Myths of structural unemployment: The construction dimension

After feedback from readers, I think it would be useful to provide some context for the Economic Snapshot we released yesterday, What does construction have to do with it? The snapshot showed that very little of the rise in overall unemployment between 2007 and 2011 was due to unemployed construction workers (see the graph below). The data presented are the rise in unemployment compared to the rise in “unemployment other than construction.” In the early aftermath of the housing collapse in 2007, the overall unemployment rate was 4.6 percent, just 0.1 percent higher than if there were no construction sector. By 2011, the overall unemployment rate had risen to 8.9 percent and would have been 8.6 percent without construction. Thus, overall unemployment from 2007 to 2011 increased by 4.3 percentage points (going from 4.6 percent to 8.9 percent) and would have risen 4.1 percentage points without any construction sector (from 4.5 percent to 8.6 percent). Just 0.2 percentage points of the overall 4.3 percentage-point rise in unemployment can be explained by higher than average unemployment within the construction sector.

Unfortunately, some readers interpreted this analysis as denying either the real hardship faced by construction workers or the role of the bursting of the housing bubble on the economy. Neither was the case, so let me provide some context.

There has been persistently high unemployment for many years and a debate about what can and should be done about this. There are some prominent policymakers who believe that there is nothing that monetary or fiscal policy can do to address this high unemployment because the unemployment is mostly “structural,” meaning that there are sufficient job openings but the skills of the unemployed do not make them qualified for those jobs. That means it will take education and training of the unemployed and/or a long period of adjustment until we work our way through a structural change. In this view, neither monetary nor fiscal policy can successfully lower unemployment. One of the main narratives associated with this point of view focuses on construction, an intuitively plausible story (though not actually true):  We built up substantial employment in construction during the housing boom, employment that went to relatively “unskilled” workers, and now that the bubble has burst and substantial job losses have resulted, we are left with a large pool of unemployed construction workers who have not yet found themselves new jobs in other sectors.

Consider the interview in the Wall Street Journal last year with Charles Plosser, the president of Philadelphia’s Federal Reserve Bank. After asking Plosser whether monetary policy can change the high unemployment picture, the interviewer, Mary Anastasia O’Grady, paraphrased his unequivocal response: This mess was caused by over-investment in housing, and bringing down unemployment will be a gradual process. Plosser said:

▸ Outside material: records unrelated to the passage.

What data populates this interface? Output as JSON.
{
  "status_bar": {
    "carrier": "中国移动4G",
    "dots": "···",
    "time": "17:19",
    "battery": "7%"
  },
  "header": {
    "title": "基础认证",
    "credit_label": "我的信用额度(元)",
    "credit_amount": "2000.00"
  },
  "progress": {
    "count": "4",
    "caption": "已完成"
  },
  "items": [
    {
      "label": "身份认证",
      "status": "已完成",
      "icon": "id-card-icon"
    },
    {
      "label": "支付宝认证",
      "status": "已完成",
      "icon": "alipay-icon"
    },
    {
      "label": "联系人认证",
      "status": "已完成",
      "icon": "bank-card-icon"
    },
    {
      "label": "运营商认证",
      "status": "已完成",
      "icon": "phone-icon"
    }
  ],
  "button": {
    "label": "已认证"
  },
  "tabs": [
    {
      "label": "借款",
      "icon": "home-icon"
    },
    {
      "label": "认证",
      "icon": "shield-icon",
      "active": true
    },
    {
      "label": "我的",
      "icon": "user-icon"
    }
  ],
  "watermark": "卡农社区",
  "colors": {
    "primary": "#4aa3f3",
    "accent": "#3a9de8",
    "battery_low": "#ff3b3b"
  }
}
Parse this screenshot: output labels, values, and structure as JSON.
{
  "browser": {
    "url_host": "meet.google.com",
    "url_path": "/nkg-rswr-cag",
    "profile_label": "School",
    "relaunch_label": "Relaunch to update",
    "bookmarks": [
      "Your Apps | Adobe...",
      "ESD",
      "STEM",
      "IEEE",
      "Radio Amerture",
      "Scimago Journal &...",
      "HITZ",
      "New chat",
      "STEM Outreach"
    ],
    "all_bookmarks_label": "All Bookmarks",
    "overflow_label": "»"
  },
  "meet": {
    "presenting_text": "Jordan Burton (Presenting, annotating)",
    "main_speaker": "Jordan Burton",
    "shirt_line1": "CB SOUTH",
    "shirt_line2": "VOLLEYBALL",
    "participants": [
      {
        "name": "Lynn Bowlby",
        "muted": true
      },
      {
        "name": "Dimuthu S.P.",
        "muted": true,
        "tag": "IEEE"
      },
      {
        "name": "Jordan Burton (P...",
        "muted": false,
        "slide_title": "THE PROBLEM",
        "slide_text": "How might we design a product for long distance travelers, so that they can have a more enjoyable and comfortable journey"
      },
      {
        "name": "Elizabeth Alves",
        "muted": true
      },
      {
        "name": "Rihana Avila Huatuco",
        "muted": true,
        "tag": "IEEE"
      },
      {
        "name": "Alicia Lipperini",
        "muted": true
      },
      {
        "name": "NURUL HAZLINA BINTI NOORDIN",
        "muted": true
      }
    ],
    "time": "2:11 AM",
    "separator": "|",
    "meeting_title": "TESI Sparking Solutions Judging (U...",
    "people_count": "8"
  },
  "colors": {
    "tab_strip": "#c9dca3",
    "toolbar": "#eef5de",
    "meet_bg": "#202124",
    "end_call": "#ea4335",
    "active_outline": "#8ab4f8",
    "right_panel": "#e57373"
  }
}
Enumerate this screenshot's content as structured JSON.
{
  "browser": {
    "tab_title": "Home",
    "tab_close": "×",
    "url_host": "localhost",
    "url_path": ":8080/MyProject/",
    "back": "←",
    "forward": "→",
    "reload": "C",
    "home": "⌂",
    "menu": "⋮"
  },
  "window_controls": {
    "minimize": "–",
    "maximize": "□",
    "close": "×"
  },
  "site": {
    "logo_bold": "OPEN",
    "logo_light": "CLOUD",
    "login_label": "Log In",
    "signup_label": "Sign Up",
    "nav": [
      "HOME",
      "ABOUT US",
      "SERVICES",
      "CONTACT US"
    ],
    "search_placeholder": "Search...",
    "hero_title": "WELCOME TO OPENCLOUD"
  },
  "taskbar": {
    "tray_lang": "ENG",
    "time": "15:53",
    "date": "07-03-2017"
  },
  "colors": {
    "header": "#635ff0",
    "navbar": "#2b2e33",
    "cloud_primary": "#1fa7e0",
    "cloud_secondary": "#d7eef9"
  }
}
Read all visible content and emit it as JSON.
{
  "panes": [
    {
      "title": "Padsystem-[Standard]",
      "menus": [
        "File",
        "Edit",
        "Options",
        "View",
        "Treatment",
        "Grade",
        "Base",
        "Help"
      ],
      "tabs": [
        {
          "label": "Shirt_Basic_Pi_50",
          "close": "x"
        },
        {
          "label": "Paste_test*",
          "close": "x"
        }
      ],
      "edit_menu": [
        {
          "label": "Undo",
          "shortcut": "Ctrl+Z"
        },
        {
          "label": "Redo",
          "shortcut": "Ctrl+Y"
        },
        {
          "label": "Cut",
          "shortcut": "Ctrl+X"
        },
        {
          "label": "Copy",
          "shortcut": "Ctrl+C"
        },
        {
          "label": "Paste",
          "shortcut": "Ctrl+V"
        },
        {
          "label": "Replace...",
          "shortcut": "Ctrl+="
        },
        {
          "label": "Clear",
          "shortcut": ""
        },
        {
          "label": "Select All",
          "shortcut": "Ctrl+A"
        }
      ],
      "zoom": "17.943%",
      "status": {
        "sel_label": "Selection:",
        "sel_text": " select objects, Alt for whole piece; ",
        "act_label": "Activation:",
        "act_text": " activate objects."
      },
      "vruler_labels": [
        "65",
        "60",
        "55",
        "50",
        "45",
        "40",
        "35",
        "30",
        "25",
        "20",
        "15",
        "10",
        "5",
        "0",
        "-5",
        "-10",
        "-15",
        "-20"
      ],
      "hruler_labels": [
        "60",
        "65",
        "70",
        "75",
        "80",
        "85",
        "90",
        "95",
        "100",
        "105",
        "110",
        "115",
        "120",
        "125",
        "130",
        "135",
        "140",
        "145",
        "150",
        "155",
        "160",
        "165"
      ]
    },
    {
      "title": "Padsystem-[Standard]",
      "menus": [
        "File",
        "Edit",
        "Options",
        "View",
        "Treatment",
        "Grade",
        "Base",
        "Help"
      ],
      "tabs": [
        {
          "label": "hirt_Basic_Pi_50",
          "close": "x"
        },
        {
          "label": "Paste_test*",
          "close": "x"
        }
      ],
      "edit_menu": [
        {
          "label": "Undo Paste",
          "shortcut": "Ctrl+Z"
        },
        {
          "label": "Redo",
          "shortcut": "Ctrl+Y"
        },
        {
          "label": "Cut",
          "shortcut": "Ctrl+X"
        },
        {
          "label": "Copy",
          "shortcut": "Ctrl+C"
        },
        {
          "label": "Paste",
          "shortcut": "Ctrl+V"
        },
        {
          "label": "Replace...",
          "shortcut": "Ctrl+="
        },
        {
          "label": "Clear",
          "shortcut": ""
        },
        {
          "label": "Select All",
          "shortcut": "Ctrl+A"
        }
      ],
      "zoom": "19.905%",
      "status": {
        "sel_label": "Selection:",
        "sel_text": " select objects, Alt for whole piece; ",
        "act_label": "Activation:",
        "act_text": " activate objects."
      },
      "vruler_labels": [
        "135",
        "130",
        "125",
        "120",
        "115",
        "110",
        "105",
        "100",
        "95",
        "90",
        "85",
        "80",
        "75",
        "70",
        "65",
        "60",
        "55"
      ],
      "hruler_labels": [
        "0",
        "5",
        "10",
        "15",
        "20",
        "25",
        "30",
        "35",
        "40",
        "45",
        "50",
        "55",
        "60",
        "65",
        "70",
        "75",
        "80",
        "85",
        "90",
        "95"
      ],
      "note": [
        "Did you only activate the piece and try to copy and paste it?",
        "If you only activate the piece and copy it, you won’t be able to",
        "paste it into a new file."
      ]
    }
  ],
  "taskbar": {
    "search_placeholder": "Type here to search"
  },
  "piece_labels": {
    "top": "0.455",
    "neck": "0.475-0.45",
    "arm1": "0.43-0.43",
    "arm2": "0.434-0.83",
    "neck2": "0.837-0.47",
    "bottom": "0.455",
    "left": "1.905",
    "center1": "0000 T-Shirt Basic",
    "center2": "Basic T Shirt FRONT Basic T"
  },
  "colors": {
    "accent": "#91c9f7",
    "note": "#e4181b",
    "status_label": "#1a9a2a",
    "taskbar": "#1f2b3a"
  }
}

“You can’t change the carpenter into a nurse easily, and you can’t change the mortgage broker into a computer expert in a manufacturing plant very easily. Eventually that stuff will sort itself out. People will be retrained and they’ll find jobs in other industries. But monetary policy can’t retrain people. Monetary policy can’t fix those problems.”

In 2010, Narayana Kocherlakota, president of the Federal Reserve Bank of Minneapolis, said that “a lot” of our unemployment was structural and not subject to influence by Federal Reserve Board monetary policy, specifically:

“Firms have jobs, but can’t find appropriate workers. The workers want to work, but can’t find appropriate jobs. There are many possible sources of mismatch—geography, skills, demography—and they are probably all at work. Whatever the source, though, it is hard to see how the Fed can do much to cure this problem. Monetary stimulus has provided conditions so that manufacturing plants want to hire new workers. But the Fed does not have a means to transform construction workers into manufacturing workers.”

So, the snapshot addresses the structural unemployment issue these observers raise and shows that the unemployment problem goes way beyond the pool of unemployed construction workers. This in no way diminishes the importance of the bursting of the housing bubble in generating the recession nor the severe employment losses in construction. As I wrote in an earlier paper, “It is true that construction has lost many jobs in this downturn, losing nearly 2 million jobs from the start of the recession through the second quarter of 2010. This accounts for about 25% of all private-sector jobs lost. Is this what’s fueling the unemployment problem? The answer is “No, not at all.””

There were severe job losses in construction and construction has very high unemployment, as it did in 2007. Construction unemployment, however,  did not fuel the rise of unemployment to 10 percent and it does not explain why it currently exceeds 8 percent. We do know that those who lost their construction jobs exited unemployment by either taking jobs in other sectors, leaving the labor force (i.e., giving up) or leaving the country, though we do not know how many chose the particular exit paths. We also know that there would be very high unemployment even if we could set aside the very high and troubling unemployment of construction workers. Solving our unemployment problem is not really about turning construction workers into manufacturing workers (as Kocherlakota suggests) or into nurses (as Plosser suggests). Rather, we need to have more job openings and more jobs in nearly every sector. And a wide array of policies can make that happen, including monetary policy, housing policy, fiscal policy and exchange rate policy. One such federal policy would be to undertake infrastructure projects in transportation and in modernizing schools that would employ construction workers and also generate jobs in related industries as well as throughout the economy as newly employed construction and other workers spend their wages.